THE Ministerial investigation committee into alleged dumping of toxic waste by the Shell Petroleum Development Company (SPDC) at Igbeku and Ejekimoni communities of Sapele local government area of Delta State has come up with recommendations for the company to remove and treat in situ the "alleged buried waste" to acceptable statutory levels.
As you read this article, there is a good chance that you or someone close to you is wearing clothing imported from Latin America. A quick check of the label may reveal that it is a shirt from the Gap made in Honduras, a pair of Lee Ryder jeans made in Brazil, Bali underpants made in Guatemala, a Levi's golf shirt made in the Dominican Republic, or a Haggar sports jacket made in Colombia.

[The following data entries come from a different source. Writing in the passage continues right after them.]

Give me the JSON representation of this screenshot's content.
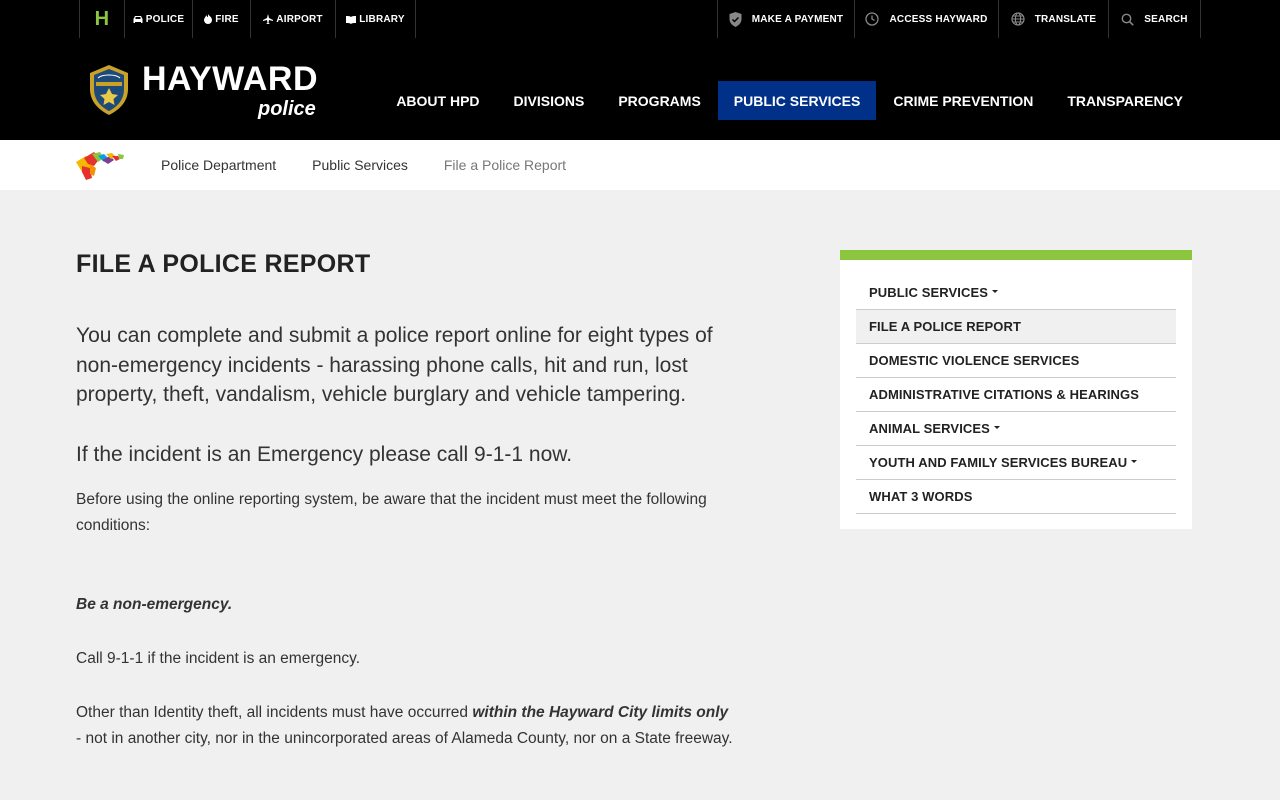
{
  "utility": {
    "home_label": "H",
    "left": [
      {
        "label": "POLICE",
        "icon": "car-icon"
      },
      {
        "label": "FIRE",
        "icon": "flame-icon"
      },
      {
        "label": "AIRPORT",
        "icon": "airplane-icon"
      },
      {
        "label": "LIBRARY",
        "icon": "book-icon"
      }
    ],
    "right": [
      {
        "label": "MAKE A PAYMENT",
        "icon": "shield-check-icon"
      },
      {
        "label": "ACCESS HAYWARD",
        "icon": "clock-icon"
      },
      {
        "label": "TRANSLATE",
        "icon": "globe-icon"
      },
      {
        "label": "SEARCH",
        "icon": "search-icon"
      }
    ]
  },
  "header": {
    "logo_title": "HAYWARD",
    "logo_subtitle": "police",
    "nav": [
      {
        "label": "ABOUT HPD"
      },
      {
        "label": "DIVISIONS"
      },
      {
        "label": "PROGRAMS"
      },
      {
        "label": "PUBLIC SERVICES",
        "active": true
      },
      {
        "label": "CRIME PREVENTION"
      },
      {
        "label": "TRANSPARENCY"
      }
    ]
  },
  "breadcrumb": {
    "items": [
      "Police Department",
      "Public Services"
    ],
    "current": "File a Police Report"
  },
  "content": {
    "title": "FILE A POLICE REPORT",
    "lead": "You can complete and submit a police report online for eight types of non-emergency incidents - harassing phone calls, hit and run, lost property, theft, vandalism, vehicle burglary and vehicle tampering.",
    "emergency": "If the incident is an Emergency please call 9-1-1 now.",
    "p1": "Before using the online reporting system, be aware that the incident must meet the following conditions:",
    "p2": "Be a non-emergency.",
    "p3": "Call 9-1-1 if the incident is an emergency.",
    "p4_pre": "Other than Identity theft, all incidents must have occurred ",
    "p4_bold": "within the Hayward City limits only",
    "p4_post": " - not in another city, nor in the unincorporated areas of Alameda County, nor on a State freeway."
  },
  "sidebar": {
    "items": [
      {
        "label": "PUBLIC SERVICES",
        "caret": true
      },
      {
        "label": "FILE A POLICE REPORT",
        "active": true
      },
      {
        "label": "DOMESTIC VIOLENCE SERVICES"
      },
      {
        "label": "ADMINISTRATIVE CITATIONS & HEARINGS"
      },
      {
        "label": "ANIMAL SERVICES",
        "caret": true
      },
      {
        "label": "YOUTH AND FAMILY SERVICES BUREAU",
        "caret": true
      },
      {
        "label": "WHAT 3 WORDS"
      }
    ]
  },
  "colors": {
    "header_bg": "#000000",
    "nav_active_bg": "#003087",
    "accent_green": "#8cc63f",
    "page_bg": "#f0f0f0"
  }
}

Children as young as ten in the Democratic Republic of the Congo, dig for cobalt and copper which they then sell to Switzerland-based Glencore, the world's largest commodities company, according to a new BBC investigation.
Behind the five intertwined rings of the Athens games, underpaid workers are sewing the shirts, gluing the shoes, and putting zippers to running suits and track apparel branded as Olympic--in working conditions that would make even the most highly trained athlete sweat.
To outward appearances, Africa's big moment at the Denver Summit of the Eight in June was President Clinton's trade and investment initiative, offering expanded trade concessions to African countries to support further market oriented economic reforms.
JOHANNESBURG -- International conventions have not stopped multi-national corporations from trying to secure valuable contracts by bribing government officials in the world's emerging economies -- especially in the arms and defense, and public works and construction industries.
The U.N.'s Global Compact with international big business "at the moment is so voluntary that it really is a happy-go-lucky club," says Ramesh Singh, chief executive of ActionAid, a non-governmental organisation. The controversy has come to a boiling point because of the Global Compact Leaders' Summit being held in Geneva on Thursday and Friday, at which over 1,000 representatives of multinational companies are taking part, in addition to well-known civil society figures like Irene Khan, the secretary general of AI; Mary Robinson, president of the Ethical Globalisation Initiative; Guy Ryder, general secretary of the International Trade Union Confederation; and Jeremy Hobbs, executive director of Oxfam International.
There was more than a little of the surreal to President Bush's speech yesterday. The speech, billed as a major policy address on Bush's get-tough-on-corporate-crime agenda, came amidst days of news revelations of President's own questionable behavior as an executive of Harken Energy.